__Task brief__.
Return the entries in full, exactly as they were written.

Element data from apps and pages
-.-.-
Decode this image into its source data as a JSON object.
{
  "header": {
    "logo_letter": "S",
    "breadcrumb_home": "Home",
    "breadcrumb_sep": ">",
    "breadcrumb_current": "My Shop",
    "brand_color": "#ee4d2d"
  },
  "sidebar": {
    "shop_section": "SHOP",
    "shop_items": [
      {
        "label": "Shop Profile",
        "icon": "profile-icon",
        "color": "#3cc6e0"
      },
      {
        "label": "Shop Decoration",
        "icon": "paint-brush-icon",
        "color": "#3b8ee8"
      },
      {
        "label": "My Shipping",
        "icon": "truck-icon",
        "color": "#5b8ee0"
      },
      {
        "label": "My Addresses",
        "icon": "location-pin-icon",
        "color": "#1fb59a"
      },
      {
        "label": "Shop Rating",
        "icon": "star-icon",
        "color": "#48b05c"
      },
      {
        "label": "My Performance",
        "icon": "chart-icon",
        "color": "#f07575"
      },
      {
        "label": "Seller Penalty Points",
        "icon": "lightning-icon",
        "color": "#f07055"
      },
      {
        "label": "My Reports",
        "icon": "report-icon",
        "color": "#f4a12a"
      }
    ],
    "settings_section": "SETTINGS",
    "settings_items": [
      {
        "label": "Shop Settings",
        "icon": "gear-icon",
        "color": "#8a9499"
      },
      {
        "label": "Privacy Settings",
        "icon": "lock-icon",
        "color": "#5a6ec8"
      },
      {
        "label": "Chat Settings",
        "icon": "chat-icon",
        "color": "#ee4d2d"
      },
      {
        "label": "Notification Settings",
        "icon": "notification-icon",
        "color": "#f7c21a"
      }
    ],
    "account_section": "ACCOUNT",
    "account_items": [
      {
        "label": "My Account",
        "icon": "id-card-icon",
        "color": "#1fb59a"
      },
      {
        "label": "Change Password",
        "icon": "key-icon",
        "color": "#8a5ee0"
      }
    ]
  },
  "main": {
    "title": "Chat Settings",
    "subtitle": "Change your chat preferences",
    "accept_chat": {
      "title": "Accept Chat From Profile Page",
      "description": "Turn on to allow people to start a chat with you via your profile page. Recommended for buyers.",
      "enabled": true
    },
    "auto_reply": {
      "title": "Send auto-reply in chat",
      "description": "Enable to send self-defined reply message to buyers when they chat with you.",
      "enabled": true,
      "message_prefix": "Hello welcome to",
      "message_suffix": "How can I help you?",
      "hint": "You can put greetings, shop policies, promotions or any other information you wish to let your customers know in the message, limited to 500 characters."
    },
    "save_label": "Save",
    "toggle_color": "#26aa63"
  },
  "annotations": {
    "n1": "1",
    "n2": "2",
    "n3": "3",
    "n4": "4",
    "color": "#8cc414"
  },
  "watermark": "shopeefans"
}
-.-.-
__Solution for this task__.
Decode this image into its source data as a JSON object.
{
  "header": {
    "logo_letter": "S",
    "breadcrumb_home": "Home",
    "breadcrumb_sep": ">",
    "breadcrumb_current": "My Shop",
    "brand_color": "#ee4d2d"
  },
  "sidebar": {
    "shop_section": "SHOP",
    "shop_items": [
      {
        "label": "Shop Profile",
        "icon": "profile-icon",
        "color": "#3cc6e0"
      },
      {
        "label": "Shop Decoration",
        "icon": "paint-brush-icon",
        "color": "#3b8ee8"
      },
      {
        "label": "My Shipping",
        "icon": "truck-icon",
        "color": "#5b8ee0"
      },
      {
        "label": "My Addresses",
        "icon": "location-pin-icon",
        "color": "#1fb59a"
      },
      {
        "label": "Shop Rating",
        "icon": "star-icon",
        "color": "#48b05c"
      },
      {
        "label": "My Performance",
        "icon": "chart-icon",
        "color": "#f07575"
      },
      {
        "label": "Seller Penalty Points",
        "icon": "lightning-icon",
        "color": "#f07055"
      },
      {
        "label": "My Reports",
        "icon": "report-icon",
        "color": "#f4a12a"
      }
    ],
    "settings_section": "SETTINGS",
    "settings_items": [
      {
        "label": "Shop Settings",
        "icon": "gear-icon",
        "color": "#8a9499"
      },
      {
        "label": "Privacy Settings",
        "icon": "lock-icon",
        "color": "#5a6ec8"
      },
      {
        "label": "Chat Settings",
        "icon": "chat-icon",
        "color": "#ee4d2d"
      },
      {
        "label": "Notification Settings",
        "icon": "notification-icon",
        "color": "#f7c21a"
      }
    ],
    "account_section": "ACCOUNT",
    "account_items": [
      {
        "label": "My Account",
        "icon": "id-card-icon",
        "color": "#1fb59a"
      },
      {
        "label": "Change Password",
        "icon": "key-icon",
        "color": "#8a5ee0"
      }
    ]
  },
  "main": {
    "title": "Chat Settings",
    "subtitle": "Change your chat preferences",
    "accept_chat": {
      "title": "Accept Chat From Profile Page",
      "description": "Turn on to allow people to start a chat with you via your profile page. Recommended for buyers.",
      "enabled": true
    },
    "auto_reply": {
      "title": "Send auto-reply in chat",
      "description": "Enable to send self-defined reply message to buyers when they chat with you.",
      "enabled": true,
      "message_prefix": "Hello welcome to",
      "message_suffix": "How can I help you?",
      "hint": "You can put greetings, shop policies, promotions or any other information you wish to let your customers know in the message, limited to 500 characters."
    },
    "save_label": "Save",
    "toggle_color": "#26aa63"
  },
  "annotations": {
    "n1": "1",
    "n2": "2",
    "n3": "3",
    "n4": "4",
    "color": "#8cc414"
  },
  "watermark": "shopeefans"
}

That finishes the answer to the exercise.